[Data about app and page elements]
^^^^^^^^^^^^^^^^

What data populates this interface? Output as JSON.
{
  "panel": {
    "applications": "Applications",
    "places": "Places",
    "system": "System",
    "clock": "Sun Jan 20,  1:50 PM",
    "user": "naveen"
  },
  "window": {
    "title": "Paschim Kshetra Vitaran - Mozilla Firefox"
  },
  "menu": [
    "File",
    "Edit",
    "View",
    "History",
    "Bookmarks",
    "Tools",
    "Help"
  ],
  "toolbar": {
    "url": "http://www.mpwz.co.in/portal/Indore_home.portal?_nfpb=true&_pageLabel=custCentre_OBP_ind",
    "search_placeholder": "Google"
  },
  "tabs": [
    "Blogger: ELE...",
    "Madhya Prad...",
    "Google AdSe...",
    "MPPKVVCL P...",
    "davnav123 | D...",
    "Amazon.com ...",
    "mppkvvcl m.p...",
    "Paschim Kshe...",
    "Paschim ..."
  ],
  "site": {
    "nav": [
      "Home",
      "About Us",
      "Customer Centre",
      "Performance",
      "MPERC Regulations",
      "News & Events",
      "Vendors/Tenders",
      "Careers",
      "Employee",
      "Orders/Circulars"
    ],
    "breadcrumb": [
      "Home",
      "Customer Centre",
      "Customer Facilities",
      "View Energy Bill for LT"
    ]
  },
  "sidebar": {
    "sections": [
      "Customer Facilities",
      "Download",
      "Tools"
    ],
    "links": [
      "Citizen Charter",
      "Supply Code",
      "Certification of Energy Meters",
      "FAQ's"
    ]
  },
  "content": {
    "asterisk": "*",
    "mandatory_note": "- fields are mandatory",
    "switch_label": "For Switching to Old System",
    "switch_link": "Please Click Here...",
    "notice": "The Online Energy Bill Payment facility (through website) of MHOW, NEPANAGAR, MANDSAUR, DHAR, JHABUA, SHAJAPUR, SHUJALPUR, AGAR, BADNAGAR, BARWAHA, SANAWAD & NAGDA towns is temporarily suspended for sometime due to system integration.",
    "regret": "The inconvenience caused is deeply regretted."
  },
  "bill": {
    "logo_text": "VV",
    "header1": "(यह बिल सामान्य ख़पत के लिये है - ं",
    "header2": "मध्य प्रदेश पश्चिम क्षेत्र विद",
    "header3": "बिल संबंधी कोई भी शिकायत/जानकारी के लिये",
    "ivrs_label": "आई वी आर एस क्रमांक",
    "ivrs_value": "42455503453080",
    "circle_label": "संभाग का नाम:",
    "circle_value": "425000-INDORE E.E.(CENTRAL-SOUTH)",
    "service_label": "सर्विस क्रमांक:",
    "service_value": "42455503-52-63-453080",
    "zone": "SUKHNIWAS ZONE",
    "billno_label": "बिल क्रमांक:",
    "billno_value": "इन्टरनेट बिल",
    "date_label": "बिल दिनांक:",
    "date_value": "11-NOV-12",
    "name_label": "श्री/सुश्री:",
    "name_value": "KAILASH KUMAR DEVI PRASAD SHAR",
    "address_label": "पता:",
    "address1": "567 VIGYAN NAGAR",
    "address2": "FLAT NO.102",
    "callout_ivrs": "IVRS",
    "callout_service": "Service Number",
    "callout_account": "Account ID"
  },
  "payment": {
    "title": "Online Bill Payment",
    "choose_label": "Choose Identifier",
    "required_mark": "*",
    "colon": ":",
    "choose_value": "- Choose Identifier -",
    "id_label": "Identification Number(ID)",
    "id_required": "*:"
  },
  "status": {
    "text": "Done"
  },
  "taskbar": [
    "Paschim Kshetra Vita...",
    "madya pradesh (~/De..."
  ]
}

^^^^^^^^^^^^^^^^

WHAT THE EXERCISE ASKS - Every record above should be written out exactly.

COMPLETED TASK -
What data populates this interface? Output as JSON.
{
  "panel": {
    "applications": "Applications",
    "places": "Places",
    "system": "System",
    "clock": "Sun Jan 20,  1:50 PM",
    "user": "naveen"
  },
  "window": {
    "title": "Paschim Kshetra Vitaran - Mozilla Firefox"
  },
  "menu": [
    "File",
    "Edit",
    "View",
    "History",
    "Bookmarks",
    "Tools",
    "Help"
  ],
  "toolbar": {
    "url": "http://www.mpwz.co.in/portal/Indore_home.portal?_nfpb=true&_pageLabel=custCentre_OBP_ind",
    "search_placeholder": "Google"
  },
  "tabs": [
    "Blogger: ELE...",
    "Madhya Prad...",
    "Google AdSe...",
    "MPPKVVCL P...",
    "davnav123 | D...",
    "Amazon.com ...",
    "mppkvvcl m.p...",
    "Paschim Kshe...",
    "Paschim ..."
  ],
  "site": {
    "nav": [
      "Home",
      "About Us",
      "Customer Centre",
      "Performance",
      "MPERC Regulations",
      "News & Events",
      "Vendors/Tenders",
      "Careers",
      "Employee",
      "Orders/Circulars"
    ],
    "breadcrumb": [
      "Home",
      "Customer Centre",
      "Customer Facilities",
      "View Energy Bill for LT"
    ]
  },
  "sidebar": {
    "sections": [
      "Customer Facilities",
      "Download",
      "Tools"
    ],
    "links": [
      "Citizen Charter",
      "Supply Code",
      "Certification of Energy Meters",
      "FAQ's"
    ]
  },
  "content": {
    "asterisk": "*",
    "mandatory_note": "- fields are mandatory",
    "switch_label": "For Switching to Old System",
    "switch_link": "Please Click Here...",
    "notice": "The Online Energy Bill Payment facility (through website) of MHOW, NEPANAGAR, MANDSAUR, DHAR, JHABUA, SHAJAPUR, SHUJALPUR, AGAR, BADNAGAR, BARWAHA, SANAWAD & NAGDA towns is temporarily suspended for sometime due to system integration.",
    "regret": "The inconvenience caused is deeply regretted."
  },
  "bill": {
    "logo_text": "VV",
    "header1": "(यह बिल सामान्य ख़पत के लिये है - ं",
    "header2": "मध्य प्रदेश पश्चिम क्षेत्र विद",
    "header3": "बिल संबंधी कोई भी शिकायत/जानकारी के लिये",
    "ivrs_label": "आई वी आर एस क्रमांक",
    "ivrs_value": "42455503453080",
    "circle_label": "संभाग का नाम:",
    "circle_value": "425000-INDORE E.E.(CENTRAL-SOUTH)",
    "service_label": "सर्विस क्रमांक:",
    "service_value": "42455503-52-63-453080",
    "zone": "SUKHNIWAS ZONE",
    "billno_label": "बिल क्रमांक:",
    "billno_value": "इन्टरनेट बिल",
    "date_label": "बिल दिनांक:",
    "date_value": "11-NOV-12",
    "name_label": "श्री/सुश्री:",
    "name_value": "KAILASH KUMAR DEVI PRASAD SHAR",
    "address_label": "पता:",
    "address1": "567 VIGYAN NAGAR",
    "address2": "FLAT NO.102",
    "callout_ivrs": "IVRS",
    "callout_service": "Service Number",
    "callout_account": "Account ID"
  },
  "payment": {
    "title": "Online Bill Payment",
    "choose_label": "Choose Identifier",
    "required_mark": "*",
    "colon": ":",
    "choose_value": "- Choose Identifier -",
    "id_label": "Identification Number(ID)",
    "id_required": "*:"
  },
  "status": {
    "text": "Done"
  },
  "taskbar": [
    "Paschim Kshetra Vita...",
    "madya pradesh (~/De..."
  ]
}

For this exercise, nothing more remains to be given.